clint - such an interesting article, and something we all know to be true. I think it speaks volumes about this issue. and it speaks volumes about how women are treated by the church.

Robert said...

Clint... I wonder about the legitimacy of the article. However, its consistent with many other aspects of the evangelical church (divorce rate etc). One may be inclined to conclude the following: Secular culture gets its cues from church culture. Our culture is pagan because the church is pagan.

Saying the church is full of sinners is like saying "Jesus defecated". On the surface it may sound surprising, but when you think about it, its pretty much a statement of the obvious (both need to be said on occasion, but that's another point). The church is full of pagans. ...Full of people who do things in out right rebellion against God, but in His name. Isn't that what this conversation is really about?

Anonymous said...

I feel sad that the conversation becomes about abortion and not brian's point about life. I wonder how many of us know someone who has had an abortion? just wondering but when subjects have faces it becomes a deeper reality that pull at your heart. If u do not know someone, tread tenderly, because that person is sitting close to you somewhere. second, this is dark but true I wish i was in heaven. to be spared of this broken f up world might be a grace that i would take these days. Suzanne is right jesus come now.(yes i believe aborted babies go to heaven as i hope their is one.) I am not stating my view of subject just thoughts on a hard night.

Brian T. Murphy said...

cal - I love you. but you already know that. also, surprised to see you here. didn't know that you even really knew what the internet was (basically - its a complicated system of tubes and pipes, running UNDERGROUND). and thanks for helping me start and carry these conversations and these ideas. you give me a lot of life. but you know that, too.

shawn avery said...

blog commentators are all fascists.

Anonymous said...

I'm against doctor's killing babies for selfish....oops I mean hopeless mothers.

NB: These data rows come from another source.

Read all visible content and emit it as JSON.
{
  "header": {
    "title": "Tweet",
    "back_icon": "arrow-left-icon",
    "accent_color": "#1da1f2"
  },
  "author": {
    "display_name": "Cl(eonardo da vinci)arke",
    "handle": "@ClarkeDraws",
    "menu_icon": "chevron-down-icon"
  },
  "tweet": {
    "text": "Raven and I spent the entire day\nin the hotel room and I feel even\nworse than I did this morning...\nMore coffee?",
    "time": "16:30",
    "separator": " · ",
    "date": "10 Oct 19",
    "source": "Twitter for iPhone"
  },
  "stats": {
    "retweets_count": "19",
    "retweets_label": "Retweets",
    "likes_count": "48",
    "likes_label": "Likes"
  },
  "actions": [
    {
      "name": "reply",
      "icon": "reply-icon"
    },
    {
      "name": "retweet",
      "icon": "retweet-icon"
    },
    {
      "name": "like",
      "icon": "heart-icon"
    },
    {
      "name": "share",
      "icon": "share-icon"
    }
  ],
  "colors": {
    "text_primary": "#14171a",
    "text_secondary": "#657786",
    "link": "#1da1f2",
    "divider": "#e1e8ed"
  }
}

I'm against people murdering doctor's who kill babies. This isn't a christian/non-christian debate. It's a matter of protecting's not about the women's right to choose. It's about the humans (babies) right to live. Why has our government given women and docotrs the right to kill. Why are people passionate about killing babies and doctors. How depraved are our minds that we can justify these things?

Jamie Peterson said...

Hey, Brian - hope you are doing well. While you probably know that I don't agree with your views on abortion itself, I totally agree with you on the hypocrisy demonstrated by those who do claim to be pro-life. Here's a link to an article you can use as ammo against the hypocrisy that is so prevalent in the church today:

Take care and keep up the good work you are doing with your music.